Canadian Industry Minister of Innovation, Science and Industry, Francois-Philippe Champagne yesterday said he has directed carriers to assist each other in emergencies and develop communication protocols to keep people better informed after Rogers Communications’ massive outage on Friday that affected millions of subscribes.
“So, in essence, what I’ve demanded and expect the telecom companies in Canada is to enter to a formal agreement within 60 days up to date, at maximum,” the minister said during a news conference.
Canada’s telecommunications regulator, the Canadian Radio-television and Telecommunications Commission (CRTC), will investigate the outage, Champagne said.
The outage, blamed on router issues during routine maintenance, also complicated Rogers’ chances of getting antitrust approval for a $15.4 billion acquisition of competitor Shaw Communications.

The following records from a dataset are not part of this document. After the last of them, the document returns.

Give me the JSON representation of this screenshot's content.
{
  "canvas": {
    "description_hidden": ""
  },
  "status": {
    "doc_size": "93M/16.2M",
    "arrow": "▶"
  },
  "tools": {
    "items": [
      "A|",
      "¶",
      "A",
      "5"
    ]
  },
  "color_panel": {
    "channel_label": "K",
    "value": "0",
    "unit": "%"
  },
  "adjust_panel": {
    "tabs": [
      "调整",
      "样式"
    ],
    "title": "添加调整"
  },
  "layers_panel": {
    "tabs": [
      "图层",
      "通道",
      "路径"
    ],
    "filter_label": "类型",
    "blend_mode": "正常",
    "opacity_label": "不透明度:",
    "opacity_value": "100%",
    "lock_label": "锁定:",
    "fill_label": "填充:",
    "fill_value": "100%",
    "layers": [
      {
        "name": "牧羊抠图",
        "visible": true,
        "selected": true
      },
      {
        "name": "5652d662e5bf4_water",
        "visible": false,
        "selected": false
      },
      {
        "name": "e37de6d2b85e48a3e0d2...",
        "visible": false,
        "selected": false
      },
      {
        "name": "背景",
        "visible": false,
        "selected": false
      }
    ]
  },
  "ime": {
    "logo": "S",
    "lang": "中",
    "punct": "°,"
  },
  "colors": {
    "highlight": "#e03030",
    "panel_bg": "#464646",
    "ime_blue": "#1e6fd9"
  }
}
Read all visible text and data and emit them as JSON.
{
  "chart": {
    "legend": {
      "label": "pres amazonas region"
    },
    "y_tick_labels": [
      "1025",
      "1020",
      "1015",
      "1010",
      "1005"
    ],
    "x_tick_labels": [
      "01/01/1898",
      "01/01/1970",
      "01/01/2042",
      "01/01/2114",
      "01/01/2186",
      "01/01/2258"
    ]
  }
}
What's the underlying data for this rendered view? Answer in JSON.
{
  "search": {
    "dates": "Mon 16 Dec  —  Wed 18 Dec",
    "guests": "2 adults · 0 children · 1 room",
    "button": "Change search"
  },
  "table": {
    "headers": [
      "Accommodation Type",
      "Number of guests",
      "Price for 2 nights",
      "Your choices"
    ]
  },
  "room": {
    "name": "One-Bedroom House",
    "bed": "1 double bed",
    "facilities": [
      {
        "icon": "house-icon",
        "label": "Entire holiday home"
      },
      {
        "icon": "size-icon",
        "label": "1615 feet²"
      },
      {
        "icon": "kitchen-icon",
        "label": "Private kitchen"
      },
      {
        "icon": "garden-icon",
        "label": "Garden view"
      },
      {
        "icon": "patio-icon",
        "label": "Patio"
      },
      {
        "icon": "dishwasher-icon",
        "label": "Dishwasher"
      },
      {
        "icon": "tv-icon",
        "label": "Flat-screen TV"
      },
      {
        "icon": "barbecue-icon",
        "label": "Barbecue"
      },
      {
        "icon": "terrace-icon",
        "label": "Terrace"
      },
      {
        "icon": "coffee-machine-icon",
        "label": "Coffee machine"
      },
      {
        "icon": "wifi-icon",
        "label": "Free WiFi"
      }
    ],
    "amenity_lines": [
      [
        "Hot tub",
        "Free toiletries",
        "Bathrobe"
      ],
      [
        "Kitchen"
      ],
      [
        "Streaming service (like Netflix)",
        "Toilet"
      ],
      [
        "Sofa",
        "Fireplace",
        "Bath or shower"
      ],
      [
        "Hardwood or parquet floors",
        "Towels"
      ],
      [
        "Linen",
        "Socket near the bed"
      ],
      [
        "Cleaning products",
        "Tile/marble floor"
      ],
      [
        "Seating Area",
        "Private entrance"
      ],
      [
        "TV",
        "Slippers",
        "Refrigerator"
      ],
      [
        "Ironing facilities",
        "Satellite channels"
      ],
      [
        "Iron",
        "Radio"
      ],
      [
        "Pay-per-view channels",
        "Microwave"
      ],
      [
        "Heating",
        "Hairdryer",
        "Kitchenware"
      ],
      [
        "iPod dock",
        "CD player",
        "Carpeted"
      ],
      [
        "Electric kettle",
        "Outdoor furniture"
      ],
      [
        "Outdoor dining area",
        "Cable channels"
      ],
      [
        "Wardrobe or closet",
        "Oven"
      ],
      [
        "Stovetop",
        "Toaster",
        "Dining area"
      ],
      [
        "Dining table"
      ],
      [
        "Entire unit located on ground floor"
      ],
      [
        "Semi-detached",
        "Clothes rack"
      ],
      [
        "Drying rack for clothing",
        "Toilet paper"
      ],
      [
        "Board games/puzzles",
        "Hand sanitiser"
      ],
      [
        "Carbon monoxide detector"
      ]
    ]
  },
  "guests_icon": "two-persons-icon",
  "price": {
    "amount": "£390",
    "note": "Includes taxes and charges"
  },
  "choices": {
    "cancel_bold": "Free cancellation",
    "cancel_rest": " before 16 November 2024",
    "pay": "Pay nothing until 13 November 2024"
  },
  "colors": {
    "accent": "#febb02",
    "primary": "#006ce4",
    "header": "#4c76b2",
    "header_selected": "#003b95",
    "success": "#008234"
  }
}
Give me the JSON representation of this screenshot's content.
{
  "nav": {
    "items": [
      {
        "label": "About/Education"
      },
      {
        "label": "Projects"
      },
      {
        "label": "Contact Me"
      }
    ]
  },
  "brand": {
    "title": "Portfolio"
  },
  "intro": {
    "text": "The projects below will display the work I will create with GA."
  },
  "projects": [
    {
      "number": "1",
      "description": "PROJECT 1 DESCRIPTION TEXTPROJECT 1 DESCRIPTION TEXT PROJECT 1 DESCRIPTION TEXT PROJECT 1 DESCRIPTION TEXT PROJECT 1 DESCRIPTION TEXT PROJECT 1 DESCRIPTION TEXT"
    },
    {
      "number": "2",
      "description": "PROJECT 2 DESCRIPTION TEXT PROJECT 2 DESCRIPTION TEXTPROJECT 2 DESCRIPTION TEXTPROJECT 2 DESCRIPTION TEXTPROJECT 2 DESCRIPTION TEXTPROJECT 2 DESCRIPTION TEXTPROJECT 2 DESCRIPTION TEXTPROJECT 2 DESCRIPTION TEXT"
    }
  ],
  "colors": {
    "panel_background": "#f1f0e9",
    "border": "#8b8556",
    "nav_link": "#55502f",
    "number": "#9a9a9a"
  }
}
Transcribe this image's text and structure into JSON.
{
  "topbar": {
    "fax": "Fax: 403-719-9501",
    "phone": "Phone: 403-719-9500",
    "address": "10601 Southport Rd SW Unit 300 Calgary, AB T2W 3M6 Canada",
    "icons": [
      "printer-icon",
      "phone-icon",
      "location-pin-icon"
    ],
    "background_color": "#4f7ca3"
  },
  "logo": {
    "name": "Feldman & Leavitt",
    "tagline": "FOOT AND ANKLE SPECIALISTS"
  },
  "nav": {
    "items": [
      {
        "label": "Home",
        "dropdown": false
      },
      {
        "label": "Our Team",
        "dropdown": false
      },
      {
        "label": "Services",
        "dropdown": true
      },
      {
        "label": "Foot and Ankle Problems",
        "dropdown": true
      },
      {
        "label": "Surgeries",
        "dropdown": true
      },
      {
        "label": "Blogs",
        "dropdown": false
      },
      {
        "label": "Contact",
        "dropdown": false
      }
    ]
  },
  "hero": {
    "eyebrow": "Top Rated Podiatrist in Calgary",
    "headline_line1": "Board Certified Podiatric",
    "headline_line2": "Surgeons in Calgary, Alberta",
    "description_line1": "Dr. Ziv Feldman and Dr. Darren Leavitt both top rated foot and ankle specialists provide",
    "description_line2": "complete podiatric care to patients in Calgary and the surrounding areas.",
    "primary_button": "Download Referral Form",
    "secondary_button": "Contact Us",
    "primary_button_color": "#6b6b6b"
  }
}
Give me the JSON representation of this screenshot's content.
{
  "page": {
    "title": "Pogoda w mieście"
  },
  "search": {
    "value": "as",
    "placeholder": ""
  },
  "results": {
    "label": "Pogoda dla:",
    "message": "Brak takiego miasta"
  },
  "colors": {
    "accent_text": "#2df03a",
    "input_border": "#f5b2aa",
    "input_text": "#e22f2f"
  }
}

Champagne, whose ministry has the final say on the Shaw takeover, said he will not allow the wholesale transfer of licenses from Shaw to Rogers as the part of the transaction.
“It is all about affordability and competition,” Champagne said.
The Public Interest Advocacy Center, a non-profit group, based in Ottawa, sent a letter to CRTC on Friday requesting an immediate inquiry into the nationwide outage.
The center also requested that the CRTC examine whether telecom providers in Canada “should be required to meet a baseline of emergency planning, refund requirements, notice and transparency, and other consumer protections” to operate in the country.
The outage affected debit transactions and point of sale machines across the country on Friday, forcing businesses to turn to cash until service was restored.
Canadian payment gateway Interac said yesterday it was adding another network provider to its system after the Rogers outage left millions of Canadians locked out of online payments.
Earlier this month, Japanese carrier KDDI came under fire after a network outage that affected nearly 40 million people over three days.
The culprit? Router issues.
KDDI has not fulfilled its responsibility as a telecommunications operator,” Internal Affairs and Communications Minister Yasushi Kaneko said.